Under existing legal precedents, Justice Alito wrote, government regulators were required to demonstrate that any private property being used by the public for mitigation in a development project must be connected to and proportionate to the anticipated public impacts of the project.
Tuesday’s decision is significant because it expands that constitutional protection to include government demands that a permit applicant spend money as part of mitigation related to a development permit.
“Today’s ruling says the Fifth Amendment protects landowners from government extortion, whether the extortion is for money or any other form of property,” said Paul Beard, a lawyer with the Pacific Legal Foundation.
Mr. Beard, who argued the case at the high court, said the ruling is a victory for property owners across the country and will protect all land owners in the midst of a government permitting process.
He said the ruling bars government regulators from making extortionate demands of those seeking development permits.
“The ruling underscores that homeowners and other property owners who seek permits to make reasonable use of their property cannot be forced to surrender their rights,” Beard said. “Regulators can’t hold permit applicants hostage with unjustified demands for land or other concessions – including, as in this case, unjustified demands for money.”
The decision establishes that the government must be able to demonstrate a connection between the mitigation required as a condition of a development permit and the harms to be mitigated from the proposed project.

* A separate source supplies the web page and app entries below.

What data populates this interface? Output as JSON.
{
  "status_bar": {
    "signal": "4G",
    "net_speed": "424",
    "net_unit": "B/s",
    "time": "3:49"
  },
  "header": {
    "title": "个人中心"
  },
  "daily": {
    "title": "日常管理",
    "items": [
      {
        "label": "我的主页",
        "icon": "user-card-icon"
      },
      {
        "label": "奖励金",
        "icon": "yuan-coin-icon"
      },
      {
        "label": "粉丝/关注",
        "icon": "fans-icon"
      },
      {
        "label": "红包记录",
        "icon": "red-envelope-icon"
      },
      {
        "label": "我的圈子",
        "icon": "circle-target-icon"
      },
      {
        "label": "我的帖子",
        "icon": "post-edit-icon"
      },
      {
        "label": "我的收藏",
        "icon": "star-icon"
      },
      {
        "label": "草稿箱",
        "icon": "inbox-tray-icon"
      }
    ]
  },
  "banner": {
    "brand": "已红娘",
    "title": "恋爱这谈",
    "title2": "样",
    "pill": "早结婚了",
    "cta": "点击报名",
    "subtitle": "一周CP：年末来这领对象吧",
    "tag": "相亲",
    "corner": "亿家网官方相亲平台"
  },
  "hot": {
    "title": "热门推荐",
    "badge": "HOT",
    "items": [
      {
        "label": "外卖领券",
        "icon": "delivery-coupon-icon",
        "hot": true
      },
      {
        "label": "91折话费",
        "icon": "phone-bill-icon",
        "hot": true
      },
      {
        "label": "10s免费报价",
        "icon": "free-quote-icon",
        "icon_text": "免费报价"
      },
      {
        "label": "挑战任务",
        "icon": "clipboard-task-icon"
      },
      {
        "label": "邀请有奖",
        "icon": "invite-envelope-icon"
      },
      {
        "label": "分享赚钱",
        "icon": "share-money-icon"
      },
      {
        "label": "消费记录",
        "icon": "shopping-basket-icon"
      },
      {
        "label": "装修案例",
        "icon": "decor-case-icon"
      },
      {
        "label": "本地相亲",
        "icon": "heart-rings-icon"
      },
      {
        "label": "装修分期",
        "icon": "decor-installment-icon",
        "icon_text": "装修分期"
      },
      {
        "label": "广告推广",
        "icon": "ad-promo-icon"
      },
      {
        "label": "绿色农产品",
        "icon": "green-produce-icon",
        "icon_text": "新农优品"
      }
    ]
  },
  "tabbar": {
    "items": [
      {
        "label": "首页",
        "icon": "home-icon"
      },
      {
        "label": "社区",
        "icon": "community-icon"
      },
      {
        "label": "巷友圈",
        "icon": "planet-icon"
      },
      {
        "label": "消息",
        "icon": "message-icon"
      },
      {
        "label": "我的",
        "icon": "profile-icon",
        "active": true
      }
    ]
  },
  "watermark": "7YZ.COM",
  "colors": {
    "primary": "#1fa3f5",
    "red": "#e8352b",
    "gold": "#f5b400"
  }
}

The requirement will apply regardless of whether the demanded mitigation is in the form of a transfer of real property or the expenditure of money.